------ ENTRIES SHOWN ------

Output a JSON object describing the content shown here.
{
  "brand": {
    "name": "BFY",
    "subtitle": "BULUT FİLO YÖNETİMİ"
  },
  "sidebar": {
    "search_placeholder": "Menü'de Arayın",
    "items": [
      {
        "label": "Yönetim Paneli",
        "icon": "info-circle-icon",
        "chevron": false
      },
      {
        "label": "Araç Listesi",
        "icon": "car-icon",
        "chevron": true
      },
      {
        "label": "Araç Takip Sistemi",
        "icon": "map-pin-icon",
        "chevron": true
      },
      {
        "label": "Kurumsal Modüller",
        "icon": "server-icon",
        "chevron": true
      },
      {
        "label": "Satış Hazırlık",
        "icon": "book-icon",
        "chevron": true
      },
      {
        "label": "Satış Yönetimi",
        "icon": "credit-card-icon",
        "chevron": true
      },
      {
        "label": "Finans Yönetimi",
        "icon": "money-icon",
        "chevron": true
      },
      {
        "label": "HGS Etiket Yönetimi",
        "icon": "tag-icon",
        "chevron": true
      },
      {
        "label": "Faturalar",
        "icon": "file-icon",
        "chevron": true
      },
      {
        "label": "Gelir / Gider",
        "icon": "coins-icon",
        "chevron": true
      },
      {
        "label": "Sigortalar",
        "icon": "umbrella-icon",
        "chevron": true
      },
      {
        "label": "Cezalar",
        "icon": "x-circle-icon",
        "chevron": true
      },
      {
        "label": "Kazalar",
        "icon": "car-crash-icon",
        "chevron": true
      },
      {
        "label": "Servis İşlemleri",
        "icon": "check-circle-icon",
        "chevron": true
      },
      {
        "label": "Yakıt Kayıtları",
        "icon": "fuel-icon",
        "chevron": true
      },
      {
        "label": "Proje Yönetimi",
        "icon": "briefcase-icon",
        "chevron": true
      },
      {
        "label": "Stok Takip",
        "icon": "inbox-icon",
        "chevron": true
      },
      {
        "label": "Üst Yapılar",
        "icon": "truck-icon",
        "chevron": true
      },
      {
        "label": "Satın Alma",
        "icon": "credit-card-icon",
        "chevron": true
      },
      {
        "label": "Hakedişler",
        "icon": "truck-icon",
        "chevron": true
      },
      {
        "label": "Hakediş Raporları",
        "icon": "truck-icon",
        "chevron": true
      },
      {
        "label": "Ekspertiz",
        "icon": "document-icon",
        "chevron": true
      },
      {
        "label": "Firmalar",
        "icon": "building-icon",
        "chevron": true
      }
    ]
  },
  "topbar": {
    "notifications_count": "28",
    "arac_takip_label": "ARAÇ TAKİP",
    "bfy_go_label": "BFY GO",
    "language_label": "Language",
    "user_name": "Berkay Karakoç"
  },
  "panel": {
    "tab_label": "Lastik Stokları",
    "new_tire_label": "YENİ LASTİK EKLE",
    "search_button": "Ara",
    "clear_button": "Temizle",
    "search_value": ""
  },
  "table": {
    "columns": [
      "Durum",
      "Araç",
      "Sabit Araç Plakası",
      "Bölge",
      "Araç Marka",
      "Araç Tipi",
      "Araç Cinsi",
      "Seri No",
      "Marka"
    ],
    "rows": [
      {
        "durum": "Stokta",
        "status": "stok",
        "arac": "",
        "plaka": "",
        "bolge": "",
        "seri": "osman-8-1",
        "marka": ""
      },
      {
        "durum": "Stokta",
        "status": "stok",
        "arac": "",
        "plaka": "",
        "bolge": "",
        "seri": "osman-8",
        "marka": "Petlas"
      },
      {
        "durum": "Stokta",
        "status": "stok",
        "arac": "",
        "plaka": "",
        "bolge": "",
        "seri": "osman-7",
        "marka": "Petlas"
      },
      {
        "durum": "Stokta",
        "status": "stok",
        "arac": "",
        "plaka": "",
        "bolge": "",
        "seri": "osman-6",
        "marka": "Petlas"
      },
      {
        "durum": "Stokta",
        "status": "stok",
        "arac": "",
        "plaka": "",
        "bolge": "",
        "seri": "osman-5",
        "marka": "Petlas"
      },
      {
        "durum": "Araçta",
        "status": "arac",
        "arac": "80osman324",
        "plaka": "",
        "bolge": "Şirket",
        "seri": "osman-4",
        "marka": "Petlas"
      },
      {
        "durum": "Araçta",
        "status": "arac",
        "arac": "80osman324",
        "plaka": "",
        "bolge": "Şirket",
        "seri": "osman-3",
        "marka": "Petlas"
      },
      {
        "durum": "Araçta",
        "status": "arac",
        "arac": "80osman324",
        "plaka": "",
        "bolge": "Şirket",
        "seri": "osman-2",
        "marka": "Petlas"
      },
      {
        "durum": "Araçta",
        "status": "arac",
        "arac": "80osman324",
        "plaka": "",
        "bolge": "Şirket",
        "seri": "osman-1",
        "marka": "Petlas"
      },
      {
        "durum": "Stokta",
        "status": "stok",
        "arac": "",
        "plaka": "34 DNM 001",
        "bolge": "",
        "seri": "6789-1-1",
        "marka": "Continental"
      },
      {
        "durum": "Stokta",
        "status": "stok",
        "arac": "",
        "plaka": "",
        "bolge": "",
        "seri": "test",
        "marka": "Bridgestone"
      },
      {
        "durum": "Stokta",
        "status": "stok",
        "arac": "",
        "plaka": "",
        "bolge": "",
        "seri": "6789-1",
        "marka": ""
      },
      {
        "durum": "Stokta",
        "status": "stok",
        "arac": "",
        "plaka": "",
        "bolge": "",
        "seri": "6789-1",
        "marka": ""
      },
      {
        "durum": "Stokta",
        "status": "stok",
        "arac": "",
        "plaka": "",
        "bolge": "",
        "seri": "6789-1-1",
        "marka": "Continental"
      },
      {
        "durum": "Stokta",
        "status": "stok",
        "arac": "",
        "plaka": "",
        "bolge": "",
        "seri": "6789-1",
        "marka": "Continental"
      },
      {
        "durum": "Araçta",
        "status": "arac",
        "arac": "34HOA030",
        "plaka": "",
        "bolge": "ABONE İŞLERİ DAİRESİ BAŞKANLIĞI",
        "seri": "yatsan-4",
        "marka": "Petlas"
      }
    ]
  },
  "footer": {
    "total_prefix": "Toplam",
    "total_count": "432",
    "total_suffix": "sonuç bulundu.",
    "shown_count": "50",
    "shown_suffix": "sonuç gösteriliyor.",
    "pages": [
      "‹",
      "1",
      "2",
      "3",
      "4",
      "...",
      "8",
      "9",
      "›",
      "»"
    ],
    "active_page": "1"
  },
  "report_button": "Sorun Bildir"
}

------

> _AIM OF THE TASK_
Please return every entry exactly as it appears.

> _REPLY TO THE TASK_
Output a JSON object describing the content shown here.
{
  "brand": {
    "name": "BFY",
    "subtitle": "BULUT FİLO YÖNETİMİ"
  },
  "sidebar": {
    "search_placeholder": "Menü'de Arayın",
    "items": [
      {
        "label": "Yönetim Paneli",
        "icon": "info-circle-icon",
        "chevron": false
      },
      {
        "label": "Araç Listesi",
        "icon": "car-icon",
        "chevron": true
      },
      {
        "label": "Araç Takip Sistemi",
        "icon": "map-pin-icon",
        "chevron": true
      },
      {
        "label": "Kurumsal Modüller",
        "icon": "server-icon",
        "chevron": true
      },
      {
        "label": "Satış Hazırlık",
        "icon": "book-icon",
        "chevron": true
      },
      {
        "label": "Satış Yönetimi",
        "icon": "credit-card-icon",
        "chevron": true
      },
      {
        "label": "Finans Yönetimi",
        "icon": "money-icon",
        "chevron": true
      },
      {
        "label": "HGS Etiket Yönetimi",
        "icon": "tag-icon",
        "chevron": true
      },
      {
        "label": "Faturalar",
        "icon": "file-icon",
        "chevron": true
      },
      {
        "label": "Gelir / Gider",
        "icon": "coins-icon",
        "chevron": true
      },
      {
        "label": "Sigortalar",
        "icon": "umbrella-icon",
        "chevron": true
      },
      {
        "label": "Cezalar",
        "icon": "x-circle-icon",
        "chevron": true
      },
      {
        "label": "Kazalar",
        "icon": "car-crash-icon",
        "chevron": true
      },
      {
        "label": "Servis İşlemleri",
        "icon": "check-circle-icon",
        "chevron": true
      },
      {
        "label": "Yakıt Kayıtları",
        "icon": "fuel-icon",
        "chevron": true
      },
      {
        "label": "Proje Yönetimi",
        "icon": "briefcase-icon",
        "chevron": true
      },
      {
        "label": "Stok Takip",
        "icon": "inbox-icon",
        "chevron": true
      },
      {
        "label": "Üst Yapılar",
        "icon": "truck-icon",
        "chevron": true
      },
      {
        "label": "Satın Alma",
        "icon": "credit-card-icon",
        "chevron": true
      },
      {
        "label": "Hakedişler",
        "icon": "truck-icon",
        "chevron": true
      },
      {
        "label": "Hakediş Raporları",
        "icon": "truck-icon",
        "chevron": true
      },
      {
        "label": "Ekspertiz",
        "icon": "document-icon",
        "chevron": true
      },
      {
        "label": "Firmalar",
        "icon": "building-icon",
        "chevron": true
      }
    ]
  },
  "topbar": {
    "notifications_count": "28",
    "arac_takip_label": "ARAÇ TAKİP",
    "bfy_go_label": "BFY GO",
    "language_label": "Language",
    "user_name": "Berkay Karakoç"
  },
  "panel": {
    "tab_label": "Lastik Stokları",
    "new_tire_label": "YENİ LASTİK EKLE",
    "search_button": "Ara",
    "clear_button": "Temizle",
    "search_value": ""
  },
  "table": {
    "columns": [
      "Durum",
      "Araç",
      "Sabit Araç Plakası",
      "Bölge",
      "Araç Marka",
      "Araç Tipi",
      "Araç Cinsi",
      "Seri No",
      "Marka"
    ],
    "rows": [
      {
        "durum": "Stokta",
        "status": "stok",
        "arac": "",
        "plaka": "",
        "bolge": "",
        "seri": "osman-8-1",
        "marka": ""
      },
      {
        "durum": "Stokta",
        "status": "stok",
        "arac": "",
        "plaka": "",
        "bolge": "",
        "seri": "osman-8",
        "marka": "Petlas"
      },
      {
        "durum": "Stokta",
        "status": "stok",
        "arac": "",
        "plaka": "",
        "bolge": "",
        "seri": "osman-7",
        "marka": "Petlas"
      },
      {
        "durum": "Stokta",
        "status": "stok",
        "arac": "",
        "plaka": "",
        "bolge": "",
        "seri": "osman-6",
        "marka": "Petlas"
      },
      {
        "durum": "Stokta",
        "status": "stok",
        "arac": "",
        "plaka": "",
        "bolge": "",
        "seri": "osman-5",
        "marka": "Petlas"
      },
      {
        "durum": "Araçta",
        "status": "arac",
        "arac": "80osman324",
        "plaka": "",
        "bolge": "Şirket",
        "seri": "osman-4",
        "marka": "Petlas"
      },
      {
        "durum": "Araçta",
        "status": "arac",
        "arac": "80osman324",
        "plaka": "",
        "bolge": "Şirket",
        "seri": "osman-3",
        "marka": "Petlas"
      },
      {
        "durum": "Araçta",
        "status": "arac",
        "arac": "80osman324",
        "plaka": "",
        "bolge": "Şirket",
        "seri": "osman-2",
        "marka": "Petlas"
      },
      {
        "durum": "Araçta",
        "status": "arac",
        "arac": "80osman324",
        "plaka": "",
        "bolge": "Şirket",
        "seri": "osman-1",
        "marka": "Petlas"
      },
      {
        "durum": "Stokta",
        "status": "stok",
        "arac": "",
        "plaka": "34 DNM 001",
        "bolge": "",
        "seri": "6789-1-1",
        "marka": "Continental"
      },
      {
        "durum": "Stokta",
        "status": "stok",
        "arac": "",
        "plaka": "",
        "bolge": "",
        "seri": "test",
        "marka": "Bridgestone"
      },
      {
        "durum": "Stokta",
        "status": "stok",
        "arac": "",
        "plaka": "",
        "bolge": "",
        "seri": "6789-1",
        "marka": ""
      },
      {
        "durum": "Stokta",
        "status": "stok",
        "arac": "",
        "plaka": "",
        "bolge": "",
        "seri": "6789-1",
        "marka": ""
      },
      {
        "durum": "Stokta",
        "status": "stok",
        "arac": "",
        "plaka": "",
        "bolge": "",
        "seri": "6789-1-1",
        "marka": "Continental"
      },
      {
        "durum": "Stokta",
        "status": "stok",
        "arac": "",
        "plaka": "",
        "bolge": "",
        "seri": "6789-1",
        "marka": "Continental"
      },
      {
        "durum": "Araçta",
        "status": "arac",
        "arac": "34HOA030",
        "plaka": "",
        "bolge": "ABONE İŞLERİ DAİRESİ BAŞKANLIĞI",
        "seri": "yatsan-4",
        "marka": "Petlas"
      }
    ]
  },
  "footer": {
    "total_prefix": "Toplam",
    "total_count": "432",
    "total_suffix": "sonuç bulundu.",
    "shown_count": "50",
    "shown_suffix": "sonuç gösteriliyor.",
    "pages": [
      "‹",
      "1",
      "2",
      "3",
      "4",
      "...",
      "8",
      "9",
      "›",
      "»"
    ],
    "active_page": "1"
  },
  "report_button": "Sorun Bildir"
}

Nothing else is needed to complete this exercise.